"And a very well-spoken, genteel, shrewd lady, she seemed to be," continued he; "asked more questions about the house, and terms, and taxes, than the Admiral himself, and seemed more conversant with business; and moreover, Sir Walter, I found she was not quite unconnected in this country, any more than her husband; that is to say, she is sister to a gentleman who did live amongst us once; she told me so herself: sister to the gentleman who lived a few years back at Monkford. Bless me! what was his name? At this moment I cannot recollect his name, though I have heard it so lately. Penelope, my dear, can you help me to the name of the gentleman who lived at Monkford: Mrs Croft's brother?"

But Mrs Clay was talking so eagerly with Miss Elliot, that she did not hear the appeal.

X [h] quarter sessions at Taunton;

Custom & Law

Trials for serious offenses, held four times a year in a major market town by professional judges who traveled on a circuit. These were cases whose complexity and punishment were outside the scope of local magistrates, who, though squires or even grandees, remained legal amateurs.
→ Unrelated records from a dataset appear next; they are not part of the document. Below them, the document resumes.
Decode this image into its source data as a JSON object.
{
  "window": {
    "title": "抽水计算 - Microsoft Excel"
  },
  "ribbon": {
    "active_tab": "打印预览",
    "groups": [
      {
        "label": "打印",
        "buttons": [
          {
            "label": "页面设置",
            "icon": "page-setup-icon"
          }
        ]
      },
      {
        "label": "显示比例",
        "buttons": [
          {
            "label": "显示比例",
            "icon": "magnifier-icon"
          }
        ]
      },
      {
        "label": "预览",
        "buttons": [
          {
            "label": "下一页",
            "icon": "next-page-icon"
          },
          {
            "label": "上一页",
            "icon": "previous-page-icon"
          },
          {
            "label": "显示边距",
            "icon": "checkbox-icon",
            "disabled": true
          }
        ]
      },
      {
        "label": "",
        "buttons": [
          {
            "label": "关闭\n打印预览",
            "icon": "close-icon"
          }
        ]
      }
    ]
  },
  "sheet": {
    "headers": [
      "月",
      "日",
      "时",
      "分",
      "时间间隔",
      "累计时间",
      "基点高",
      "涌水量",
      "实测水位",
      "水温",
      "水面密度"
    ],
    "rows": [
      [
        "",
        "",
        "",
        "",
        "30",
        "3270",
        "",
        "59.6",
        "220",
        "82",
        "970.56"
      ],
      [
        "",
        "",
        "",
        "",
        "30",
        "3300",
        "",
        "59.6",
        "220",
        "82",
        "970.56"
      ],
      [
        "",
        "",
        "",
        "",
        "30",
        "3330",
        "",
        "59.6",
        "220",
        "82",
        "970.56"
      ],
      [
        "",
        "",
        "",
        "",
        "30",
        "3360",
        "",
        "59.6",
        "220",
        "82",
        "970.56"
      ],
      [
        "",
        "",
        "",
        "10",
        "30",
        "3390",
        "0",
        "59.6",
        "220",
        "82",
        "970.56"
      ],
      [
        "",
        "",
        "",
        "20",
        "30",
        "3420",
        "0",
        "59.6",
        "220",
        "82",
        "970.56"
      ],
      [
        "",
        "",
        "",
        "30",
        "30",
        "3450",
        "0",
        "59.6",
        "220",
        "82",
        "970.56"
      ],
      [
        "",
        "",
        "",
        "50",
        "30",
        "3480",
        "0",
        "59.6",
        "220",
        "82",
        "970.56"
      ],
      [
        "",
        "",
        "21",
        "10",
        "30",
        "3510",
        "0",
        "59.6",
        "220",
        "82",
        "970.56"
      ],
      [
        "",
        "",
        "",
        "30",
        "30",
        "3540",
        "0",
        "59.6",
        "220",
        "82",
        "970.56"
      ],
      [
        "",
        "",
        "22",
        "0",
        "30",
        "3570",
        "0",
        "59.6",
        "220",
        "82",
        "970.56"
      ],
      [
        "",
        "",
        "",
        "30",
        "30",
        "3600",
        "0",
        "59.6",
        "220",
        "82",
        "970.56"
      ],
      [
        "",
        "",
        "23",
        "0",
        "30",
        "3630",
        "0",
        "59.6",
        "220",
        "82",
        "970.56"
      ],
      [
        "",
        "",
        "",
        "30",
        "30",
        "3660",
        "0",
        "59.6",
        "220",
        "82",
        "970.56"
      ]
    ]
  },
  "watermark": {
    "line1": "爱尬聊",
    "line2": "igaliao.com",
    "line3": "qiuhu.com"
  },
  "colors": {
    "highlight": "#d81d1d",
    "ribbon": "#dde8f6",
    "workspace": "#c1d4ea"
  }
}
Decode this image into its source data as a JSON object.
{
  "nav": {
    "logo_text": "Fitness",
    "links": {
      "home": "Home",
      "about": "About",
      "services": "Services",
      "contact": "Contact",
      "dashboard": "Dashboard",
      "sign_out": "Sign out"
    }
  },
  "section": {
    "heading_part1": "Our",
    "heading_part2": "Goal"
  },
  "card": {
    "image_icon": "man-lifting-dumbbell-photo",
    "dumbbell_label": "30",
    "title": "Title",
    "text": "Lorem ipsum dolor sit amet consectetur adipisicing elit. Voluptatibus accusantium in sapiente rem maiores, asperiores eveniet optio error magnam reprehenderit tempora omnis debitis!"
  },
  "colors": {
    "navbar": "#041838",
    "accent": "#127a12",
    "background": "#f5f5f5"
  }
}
Taunton is the county town for Somersetshire.

 

X [h] rear admiral of the white.

Military

The fleet was divided into three sub-fleets, the whites, blues, and reds. 

X [h] the Trafalgar action,

Military

Nelson at Trafalgar, 1802, was the decisive naval battle of the Napoleonic wars and one of Great Britain's grand triumphs.

X [w] manor;

Places

OED: "A mansion or country residence; the principal house of an estate, spec. (in Law) that occupied by the owner of the estate.

Originally (in Feudal Law): a unit of English territorial organization, consisting of the lands belonging to or under the jurisdiction of a feudal lord. Later: an estate in land consisting of demesnes and services. Now: the demesne (if any) of a lord together with the lands from whose holders the lord may exact certain fees, etc."

 

X [w] deputation,

Custom & Law

Deputizing. The assignment to the Admiral of the hunting rights that went with the estate.